Do You Know Snellen?
Most of us are familiar with the chart an eye doctor asks us to read during an eye exam to help determine if we need glasses or contacts, or to make changes to an existing prescription. The eye chart measures visual acuity, which is clarity or sharpness of vision. But where does that chart come from, and how exactly does it work?
The Gold Standard
Dutch ophthalmologist Hermann Snellen developed the Snellen eye chart in 1862. This is the one with 11 rows of capital letters where the top row is a single, very large letter, and each row after that has increasing numbers of letters that get smaller in size. The standard Snellen eye chart only uses nine letters: C, D, E, F, L, O, P, T, and Z. Though there are other types of eye charts available, the Snellen is the most common and the most recognizable.
Those Magic / Numbers
The eye chart helps your Atlantic Eye physician measure your visual acuity in two numbers. The top number refers to your distance from the chart. The bottom number is the distance at which a person with normal sight can read the same line you correctly read. A person with 20/20 vision can see what an average person can see on an eye chart when they are standing 20 feet away.
If you have 20/20 vision, you have normal visual acuity. If you have 20/30 vision, it means your vision is worse than average: twenty feet away, you can only read letters most people can see from 30 feet. Though 20/20 is normal, some people have extra-sharp 20/15 vision, which means they can see a line on the eye chart from 20 feet away that others can only see at 15 feet.
Don’t Neglect Your Eye Exam
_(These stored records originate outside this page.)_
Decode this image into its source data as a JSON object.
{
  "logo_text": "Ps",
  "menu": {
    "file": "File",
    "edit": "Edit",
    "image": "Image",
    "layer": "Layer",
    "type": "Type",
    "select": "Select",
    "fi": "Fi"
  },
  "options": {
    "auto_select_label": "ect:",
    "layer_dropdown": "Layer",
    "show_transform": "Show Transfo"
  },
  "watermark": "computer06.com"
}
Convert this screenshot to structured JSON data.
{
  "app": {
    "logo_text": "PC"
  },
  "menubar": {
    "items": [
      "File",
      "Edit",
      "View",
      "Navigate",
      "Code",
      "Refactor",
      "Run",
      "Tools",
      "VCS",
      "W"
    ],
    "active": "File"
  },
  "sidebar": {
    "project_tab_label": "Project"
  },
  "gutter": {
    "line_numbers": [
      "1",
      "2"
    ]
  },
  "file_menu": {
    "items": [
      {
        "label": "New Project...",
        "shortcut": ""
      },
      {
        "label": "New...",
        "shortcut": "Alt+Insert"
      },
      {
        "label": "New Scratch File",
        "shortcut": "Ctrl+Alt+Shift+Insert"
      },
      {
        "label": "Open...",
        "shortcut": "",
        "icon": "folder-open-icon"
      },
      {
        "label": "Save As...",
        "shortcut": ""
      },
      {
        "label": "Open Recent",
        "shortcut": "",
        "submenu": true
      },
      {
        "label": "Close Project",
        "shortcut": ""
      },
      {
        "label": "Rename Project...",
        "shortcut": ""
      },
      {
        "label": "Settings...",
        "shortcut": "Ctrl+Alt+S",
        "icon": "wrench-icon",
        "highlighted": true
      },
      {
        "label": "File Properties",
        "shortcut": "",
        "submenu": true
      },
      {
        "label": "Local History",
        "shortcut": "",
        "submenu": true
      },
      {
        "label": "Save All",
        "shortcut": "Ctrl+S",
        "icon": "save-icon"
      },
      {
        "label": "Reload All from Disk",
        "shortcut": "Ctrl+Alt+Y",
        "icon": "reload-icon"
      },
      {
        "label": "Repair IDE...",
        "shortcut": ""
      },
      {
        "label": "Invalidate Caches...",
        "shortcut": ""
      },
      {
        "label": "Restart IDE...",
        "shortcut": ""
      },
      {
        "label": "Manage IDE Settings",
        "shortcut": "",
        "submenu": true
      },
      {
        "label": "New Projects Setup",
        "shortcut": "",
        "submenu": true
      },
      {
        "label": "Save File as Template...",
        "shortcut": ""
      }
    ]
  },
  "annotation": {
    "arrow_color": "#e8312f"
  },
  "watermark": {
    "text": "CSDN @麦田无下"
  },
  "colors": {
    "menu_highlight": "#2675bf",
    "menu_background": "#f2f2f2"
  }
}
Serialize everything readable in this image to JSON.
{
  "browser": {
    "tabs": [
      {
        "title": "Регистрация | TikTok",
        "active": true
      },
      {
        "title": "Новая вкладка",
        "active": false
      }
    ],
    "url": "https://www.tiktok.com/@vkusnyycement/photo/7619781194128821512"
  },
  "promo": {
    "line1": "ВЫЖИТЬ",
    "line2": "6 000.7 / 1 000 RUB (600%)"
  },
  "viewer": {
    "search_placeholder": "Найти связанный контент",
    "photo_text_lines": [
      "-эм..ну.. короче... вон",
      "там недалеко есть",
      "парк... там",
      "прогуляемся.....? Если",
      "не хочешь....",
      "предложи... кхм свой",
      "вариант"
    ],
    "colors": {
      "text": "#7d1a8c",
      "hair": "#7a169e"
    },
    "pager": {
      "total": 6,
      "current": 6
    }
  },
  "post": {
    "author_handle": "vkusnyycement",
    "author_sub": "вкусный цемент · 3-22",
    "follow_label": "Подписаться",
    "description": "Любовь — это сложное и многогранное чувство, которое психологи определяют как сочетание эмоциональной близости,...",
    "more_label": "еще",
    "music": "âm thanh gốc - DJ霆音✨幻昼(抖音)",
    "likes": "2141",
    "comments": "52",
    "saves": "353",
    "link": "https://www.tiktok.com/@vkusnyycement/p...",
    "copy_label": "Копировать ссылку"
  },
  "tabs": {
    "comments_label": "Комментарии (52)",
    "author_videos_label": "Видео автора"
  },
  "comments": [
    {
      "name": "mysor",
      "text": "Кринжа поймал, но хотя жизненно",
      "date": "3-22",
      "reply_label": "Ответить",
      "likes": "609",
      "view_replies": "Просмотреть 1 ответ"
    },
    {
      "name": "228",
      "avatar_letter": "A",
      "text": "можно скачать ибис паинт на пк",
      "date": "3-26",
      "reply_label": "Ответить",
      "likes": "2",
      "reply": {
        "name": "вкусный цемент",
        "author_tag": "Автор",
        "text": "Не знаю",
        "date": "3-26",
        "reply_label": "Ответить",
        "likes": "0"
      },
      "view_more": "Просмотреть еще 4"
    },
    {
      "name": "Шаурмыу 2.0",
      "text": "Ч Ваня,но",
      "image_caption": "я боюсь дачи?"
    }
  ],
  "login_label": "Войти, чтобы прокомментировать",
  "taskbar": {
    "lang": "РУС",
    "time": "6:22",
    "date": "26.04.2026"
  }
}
The goal of glasses or contacts is to bring your vision to 20/20. The best way to know if you need glasses or a prescription change is to come in for an eye exam with your Atlantic Eye physician. The American Academy of Ophthalmology recommends a baseline eye examination at age 40 and regular exams after that as advised by your doctor. Contact us today for an appointment to keep your world in sharp focus.